Superior Court Judge Michael Williams was also censured by the Commission on Judicial Performance and agreed to never seek judicial office again, according to the stipulation made public on Monday.

“Judge Williams’s conduct seriously undermines public confidence in the integrity of the judiciary,” the commission wrote. “The judge’s agreement to resign effective December 5, 2017, and not to seek or hold judicial office thereafter affords protection to the public and the reputation of the judiciary in the most expeditious manner by avoiding the delay of further proceedings.”

Williams was already planning to retire, and the agreement with the commission “allowed him to bring closure to the event,” said the judge’s attorney, Edith Matthai of Robie & Matthai in Los Angeles. “He regrets terribly that he did this.”

Williams did not immediately respond to a message left for him at the Napa courthouse Monday morning. The judge told the Napa Valley Register in June he was “deeply disappointed in myself and … profoundly embarrassed.”

The commission accused Williams of pocketing an art deco-style card holder belonging to The City Club of San Francisco as he was leaving an American Academy of Matrimonial Lawyers dinner there on March 9, 2016. The judge left “and then returned and took one or two more [card holders] before taking an elevator down to the first floor,” according to the commission.The holders contained cards with the names of the club’s managers.

Each card holder was worth between $30 and $50, the commission said, making Williams’ alleged actions potentially chargeable as petty theft.

On March 28, 2016, a member of the AAML told Williams he had been spotted on video taking the card holders.
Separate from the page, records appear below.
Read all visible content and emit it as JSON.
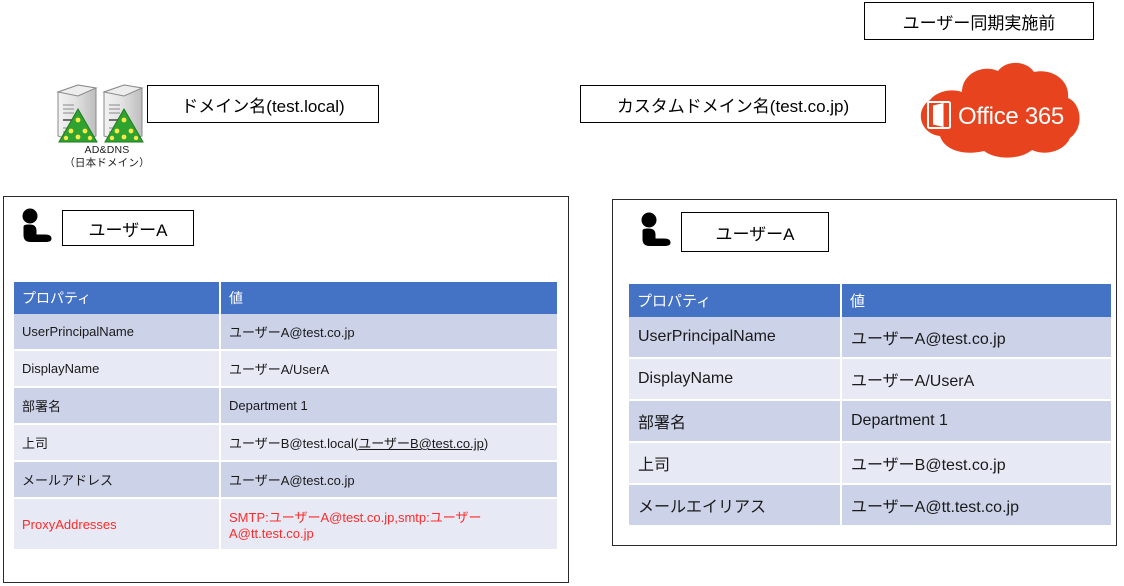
{
  "diagram": {
    "sync_state_label": "ユーザー同期実施前",
    "onprem_domain_label": "ドメイン名(test.local)",
    "custom_domain_label": "カスタムドメイン名(test.co.jp)",
    "server_caption_line1": "AD&DNS",
    "server_caption_line2": "（日本ドメイン）",
    "office365_wordmark": "Office 365",
    "icons": {
      "server": "server-icon",
      "person": "person-icon",
      "cloud": "cloud-icon",
      "office_doc": "office-document-icon"
    },
    "colors": {
      "table_header": "#4472C4",
      "row_odd": "#CCD2E8",
      "row_even": "#E7EAF5",
      "cloud": "#E8431F",
      "highlight_text": "#FF2A2A",
      "panel_border": "#2b2b2b"
    }
  },
  "onprem_panel": {
    "user_label": "ユーザーA",
    "table": {
      "headers": [
        "プロパティ",
        "値"
      ],
      "rows": [
        {
          "property": "UserPrincipalName",
          "value": "ユーザーA@test.co.jp",
          "highlight": false
        },
        {
          "property": "DisplayName",
          "value": "ユーザーA/UserA",
          "highlight": false
        },
        {
          "property": "部署名",
          "value": "Department 1",
          "highlight": false
        },
        {
          "property": "上司",
          "value": "ユーザーB@test.local(ユーザーB@test.co.jp)",
          "value_plain": "ユーザーB@test.local(",
          "value_underlined": "ユーザーB@test.co.jp",
          "value_tail": ")",
          "highlight": false
        },
        {
          "property": "メールアドレス",
          "value": "ユーザーA@test.co.jp",
          "highlight": false
        },
        {
          "property": "ProxyAddresses",
          "value": "SMTP:ユーザーA@test.co.jp,smtp:ユーザーA@tt.test.co.jp",
          "highlight": true
        }
      ]
    }
  },
  "cloud_panel": {
    "user_label": "ユーザーA",
    "table": {
      "headers": [
        "プロパティ",
        "値"
      ],
      "rows": [
        {
          "property": "UserPrincipalName",
          "value": "ユーザーA@test.co.jp"
        },
        {
          "property": "DisplayName",
          "value": "ユーザーA/UserA"
        },
        {
          "property": "部署名",
          "value": "Department 1"
        },
        {
          "property": "上司",
          "value": "ユーザーB@test.co.jp"
        },
        {
          "property": "メールエイリアス",
          "value": "ユーザーA@tt.test.co.jp"
        }
      ]
    }
  }
}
The next day the judge sent a package to The City Club containing the holders and an apology letter that said, “I have no excuse but I had a couple of glasses of wine and was not thinking of what I was doing,” the commission said.

Williams reported to the commission two days later what happened, blaming his actions on an “unexplainable impulse” to use the holders to display decades-old “joke” business cards he had recently rediscovered.

The commission in June initiated formal proceedings against Williams, an action typically reserved for the most serious charges facing a judge.

Gov. Jerry Brown appointed Williams to the Napa court in 2012. He had previously served as a court commissioner there for 11 years.